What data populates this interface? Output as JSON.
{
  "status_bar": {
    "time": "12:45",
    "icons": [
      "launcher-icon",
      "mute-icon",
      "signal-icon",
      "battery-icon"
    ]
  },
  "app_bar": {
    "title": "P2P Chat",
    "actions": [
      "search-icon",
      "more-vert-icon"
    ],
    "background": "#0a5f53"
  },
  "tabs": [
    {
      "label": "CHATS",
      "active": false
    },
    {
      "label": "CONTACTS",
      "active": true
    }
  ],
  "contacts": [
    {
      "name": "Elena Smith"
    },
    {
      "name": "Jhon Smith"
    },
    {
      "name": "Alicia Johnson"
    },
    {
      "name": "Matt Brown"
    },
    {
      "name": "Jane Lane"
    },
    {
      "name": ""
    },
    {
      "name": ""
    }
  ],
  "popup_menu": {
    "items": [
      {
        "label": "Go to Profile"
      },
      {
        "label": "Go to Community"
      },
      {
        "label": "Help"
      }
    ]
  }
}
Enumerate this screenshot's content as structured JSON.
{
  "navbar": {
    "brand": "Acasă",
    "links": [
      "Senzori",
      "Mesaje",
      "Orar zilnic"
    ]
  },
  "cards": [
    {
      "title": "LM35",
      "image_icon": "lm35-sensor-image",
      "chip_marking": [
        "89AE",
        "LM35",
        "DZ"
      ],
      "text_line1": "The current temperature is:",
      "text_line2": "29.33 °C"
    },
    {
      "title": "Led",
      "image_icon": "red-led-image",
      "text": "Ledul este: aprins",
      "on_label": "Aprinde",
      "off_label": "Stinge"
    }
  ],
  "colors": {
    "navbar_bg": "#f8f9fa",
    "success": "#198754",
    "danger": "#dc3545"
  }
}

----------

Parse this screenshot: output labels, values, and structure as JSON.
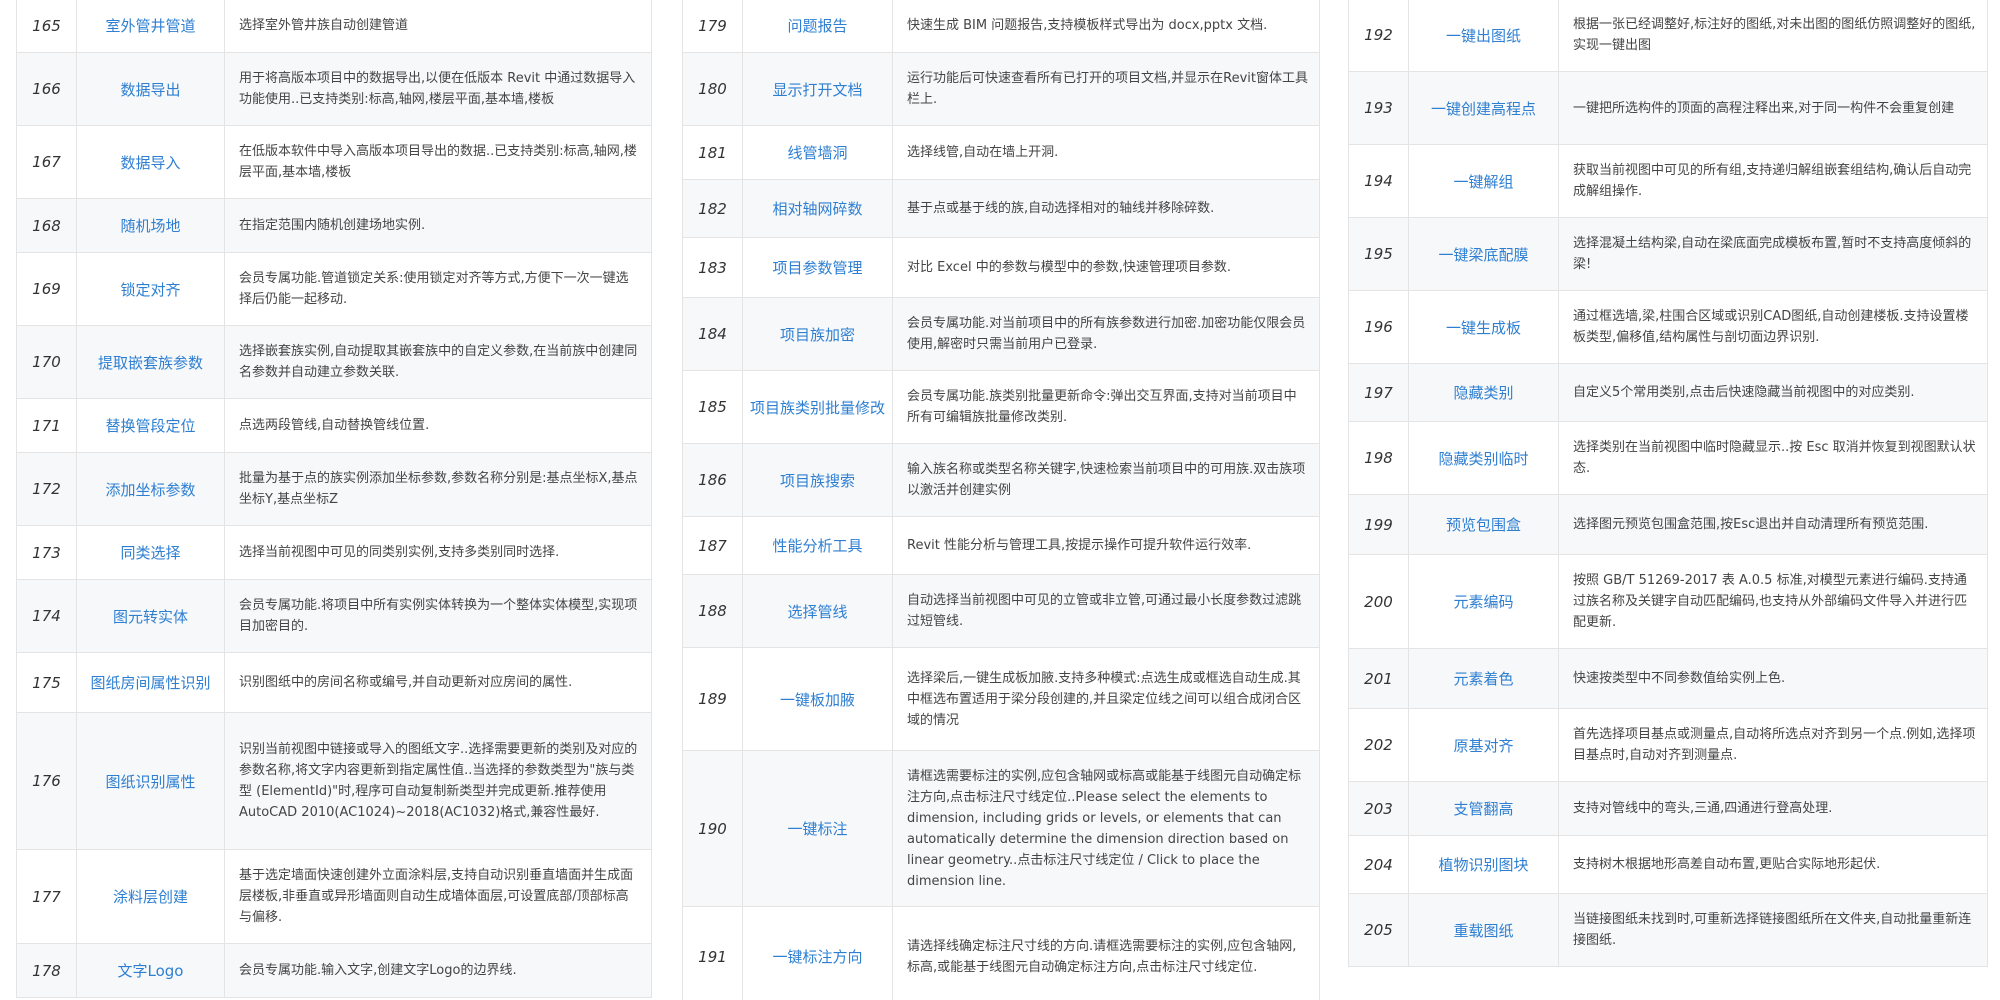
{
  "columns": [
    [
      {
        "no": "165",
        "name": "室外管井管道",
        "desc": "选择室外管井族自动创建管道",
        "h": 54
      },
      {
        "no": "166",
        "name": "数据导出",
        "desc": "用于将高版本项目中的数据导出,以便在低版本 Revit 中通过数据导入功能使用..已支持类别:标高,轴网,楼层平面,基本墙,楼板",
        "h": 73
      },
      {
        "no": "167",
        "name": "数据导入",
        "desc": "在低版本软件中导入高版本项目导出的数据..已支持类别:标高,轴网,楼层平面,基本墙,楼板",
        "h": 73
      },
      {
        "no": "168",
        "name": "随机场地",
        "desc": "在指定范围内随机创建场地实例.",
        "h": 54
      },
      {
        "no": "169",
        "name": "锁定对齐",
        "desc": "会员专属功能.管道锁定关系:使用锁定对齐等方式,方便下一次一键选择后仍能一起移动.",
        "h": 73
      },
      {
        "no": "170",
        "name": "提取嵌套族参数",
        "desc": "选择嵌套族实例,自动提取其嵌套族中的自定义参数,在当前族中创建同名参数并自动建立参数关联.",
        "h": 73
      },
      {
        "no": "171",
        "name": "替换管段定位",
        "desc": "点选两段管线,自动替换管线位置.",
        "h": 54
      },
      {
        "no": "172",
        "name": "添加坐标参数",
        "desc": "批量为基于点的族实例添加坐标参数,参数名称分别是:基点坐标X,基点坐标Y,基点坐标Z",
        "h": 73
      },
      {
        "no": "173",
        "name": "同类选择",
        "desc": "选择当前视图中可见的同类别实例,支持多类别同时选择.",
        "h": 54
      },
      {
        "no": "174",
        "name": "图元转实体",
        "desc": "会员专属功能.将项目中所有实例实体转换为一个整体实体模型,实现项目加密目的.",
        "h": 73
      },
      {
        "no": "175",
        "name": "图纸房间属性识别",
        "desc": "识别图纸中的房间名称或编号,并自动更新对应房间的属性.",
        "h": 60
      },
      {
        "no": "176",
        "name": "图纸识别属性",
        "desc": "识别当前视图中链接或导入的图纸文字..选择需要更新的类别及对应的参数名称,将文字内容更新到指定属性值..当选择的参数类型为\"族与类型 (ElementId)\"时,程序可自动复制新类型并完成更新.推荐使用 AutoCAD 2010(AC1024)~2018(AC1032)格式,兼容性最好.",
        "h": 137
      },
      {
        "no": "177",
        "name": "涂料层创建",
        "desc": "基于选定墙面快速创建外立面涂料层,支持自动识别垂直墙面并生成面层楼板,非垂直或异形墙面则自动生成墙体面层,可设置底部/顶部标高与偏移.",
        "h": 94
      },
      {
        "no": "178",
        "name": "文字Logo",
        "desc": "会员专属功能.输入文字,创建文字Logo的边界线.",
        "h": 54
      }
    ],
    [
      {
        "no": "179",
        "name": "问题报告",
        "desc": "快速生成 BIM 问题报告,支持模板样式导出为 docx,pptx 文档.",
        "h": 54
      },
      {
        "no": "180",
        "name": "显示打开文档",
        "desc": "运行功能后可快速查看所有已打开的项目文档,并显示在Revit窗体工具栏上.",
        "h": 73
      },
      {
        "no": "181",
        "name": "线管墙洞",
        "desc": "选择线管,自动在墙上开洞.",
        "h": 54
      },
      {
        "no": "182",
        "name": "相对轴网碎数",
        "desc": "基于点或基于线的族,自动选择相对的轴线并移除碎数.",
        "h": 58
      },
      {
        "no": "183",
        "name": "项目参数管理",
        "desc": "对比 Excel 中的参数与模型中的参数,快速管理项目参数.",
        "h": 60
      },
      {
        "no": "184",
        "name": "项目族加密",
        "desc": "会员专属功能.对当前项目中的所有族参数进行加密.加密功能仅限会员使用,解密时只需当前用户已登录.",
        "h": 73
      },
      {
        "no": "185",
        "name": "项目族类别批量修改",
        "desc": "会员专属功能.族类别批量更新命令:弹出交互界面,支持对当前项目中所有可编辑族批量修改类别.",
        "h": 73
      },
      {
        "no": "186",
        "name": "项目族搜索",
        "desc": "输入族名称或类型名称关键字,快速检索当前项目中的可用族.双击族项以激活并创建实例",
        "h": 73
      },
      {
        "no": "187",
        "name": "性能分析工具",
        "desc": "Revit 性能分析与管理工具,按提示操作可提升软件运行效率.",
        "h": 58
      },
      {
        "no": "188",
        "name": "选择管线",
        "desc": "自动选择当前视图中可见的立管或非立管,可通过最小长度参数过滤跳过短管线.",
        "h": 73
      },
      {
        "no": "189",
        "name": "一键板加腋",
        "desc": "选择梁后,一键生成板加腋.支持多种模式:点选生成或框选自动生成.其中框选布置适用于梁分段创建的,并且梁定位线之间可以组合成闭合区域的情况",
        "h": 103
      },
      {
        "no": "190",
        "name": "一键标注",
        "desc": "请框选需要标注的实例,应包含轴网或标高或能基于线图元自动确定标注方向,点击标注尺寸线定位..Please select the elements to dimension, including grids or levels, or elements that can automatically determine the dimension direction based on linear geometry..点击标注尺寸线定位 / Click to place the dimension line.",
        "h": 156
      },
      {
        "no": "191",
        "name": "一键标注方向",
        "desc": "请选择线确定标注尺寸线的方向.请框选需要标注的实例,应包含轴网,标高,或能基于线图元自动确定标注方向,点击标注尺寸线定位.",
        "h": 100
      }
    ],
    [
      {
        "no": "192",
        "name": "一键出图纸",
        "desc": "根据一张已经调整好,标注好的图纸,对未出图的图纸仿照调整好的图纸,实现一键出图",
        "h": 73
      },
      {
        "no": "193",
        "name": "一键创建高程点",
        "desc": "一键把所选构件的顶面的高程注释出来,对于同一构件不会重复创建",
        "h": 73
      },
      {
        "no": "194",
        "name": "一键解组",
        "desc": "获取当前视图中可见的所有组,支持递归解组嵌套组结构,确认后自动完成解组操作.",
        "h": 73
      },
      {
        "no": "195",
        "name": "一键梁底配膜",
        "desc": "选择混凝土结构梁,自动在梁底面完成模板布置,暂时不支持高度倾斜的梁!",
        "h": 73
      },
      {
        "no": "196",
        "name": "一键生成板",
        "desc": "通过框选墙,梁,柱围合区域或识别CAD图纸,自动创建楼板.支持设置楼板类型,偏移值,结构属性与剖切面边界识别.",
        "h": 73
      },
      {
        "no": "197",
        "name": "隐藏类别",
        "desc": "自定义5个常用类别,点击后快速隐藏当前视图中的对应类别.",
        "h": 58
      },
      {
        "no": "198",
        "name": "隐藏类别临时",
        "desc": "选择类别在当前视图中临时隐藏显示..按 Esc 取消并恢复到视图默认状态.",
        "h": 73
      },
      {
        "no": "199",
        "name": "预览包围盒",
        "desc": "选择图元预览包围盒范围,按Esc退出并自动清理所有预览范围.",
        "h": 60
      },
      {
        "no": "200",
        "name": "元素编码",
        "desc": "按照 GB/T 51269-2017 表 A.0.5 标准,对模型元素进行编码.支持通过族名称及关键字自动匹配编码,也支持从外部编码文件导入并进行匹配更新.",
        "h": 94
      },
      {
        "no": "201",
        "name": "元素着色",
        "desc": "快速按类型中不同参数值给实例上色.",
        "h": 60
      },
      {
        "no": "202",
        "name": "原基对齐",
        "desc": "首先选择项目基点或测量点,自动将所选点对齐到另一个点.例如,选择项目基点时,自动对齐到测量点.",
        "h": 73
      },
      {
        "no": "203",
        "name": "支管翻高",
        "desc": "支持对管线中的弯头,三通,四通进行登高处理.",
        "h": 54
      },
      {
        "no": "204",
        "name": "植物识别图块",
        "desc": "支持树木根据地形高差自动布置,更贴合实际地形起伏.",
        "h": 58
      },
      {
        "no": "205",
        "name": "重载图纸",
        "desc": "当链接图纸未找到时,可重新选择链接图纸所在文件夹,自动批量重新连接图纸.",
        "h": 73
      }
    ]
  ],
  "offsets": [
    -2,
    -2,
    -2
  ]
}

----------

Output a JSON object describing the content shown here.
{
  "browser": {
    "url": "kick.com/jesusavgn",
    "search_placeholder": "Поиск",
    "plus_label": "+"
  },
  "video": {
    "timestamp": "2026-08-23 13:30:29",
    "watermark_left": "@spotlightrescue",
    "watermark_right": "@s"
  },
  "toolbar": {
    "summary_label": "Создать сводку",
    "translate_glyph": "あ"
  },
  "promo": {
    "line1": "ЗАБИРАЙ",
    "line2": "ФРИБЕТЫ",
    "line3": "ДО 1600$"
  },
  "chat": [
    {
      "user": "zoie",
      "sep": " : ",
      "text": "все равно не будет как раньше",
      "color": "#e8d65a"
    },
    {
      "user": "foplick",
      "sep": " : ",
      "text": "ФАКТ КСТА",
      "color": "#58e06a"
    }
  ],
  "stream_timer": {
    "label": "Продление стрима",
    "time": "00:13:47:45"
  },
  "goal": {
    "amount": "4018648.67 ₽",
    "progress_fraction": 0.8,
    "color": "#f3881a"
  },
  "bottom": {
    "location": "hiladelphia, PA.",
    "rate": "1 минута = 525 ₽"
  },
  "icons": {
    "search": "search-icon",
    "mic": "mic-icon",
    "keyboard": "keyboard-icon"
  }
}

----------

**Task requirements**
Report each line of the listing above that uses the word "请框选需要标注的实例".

**Task solution**
        "desc": "请框选需要标注的实例,应包含轴网或标高或能基于线图元自动确定标注方向,点击标注尺寸线定位..Please select the elements to dimension, including grids or levels, or elements that can automatically determine the dimension direction based on linear geometry..点击标注尺寸线定位 / Click to place the dimension line.",
        "desc": "请选择线确定标注尺寸线的方向.请框选需要标注的实例,应包含轴网,标高,或能基于线图元自动确定标注方向,点击标注尺寸线定位.",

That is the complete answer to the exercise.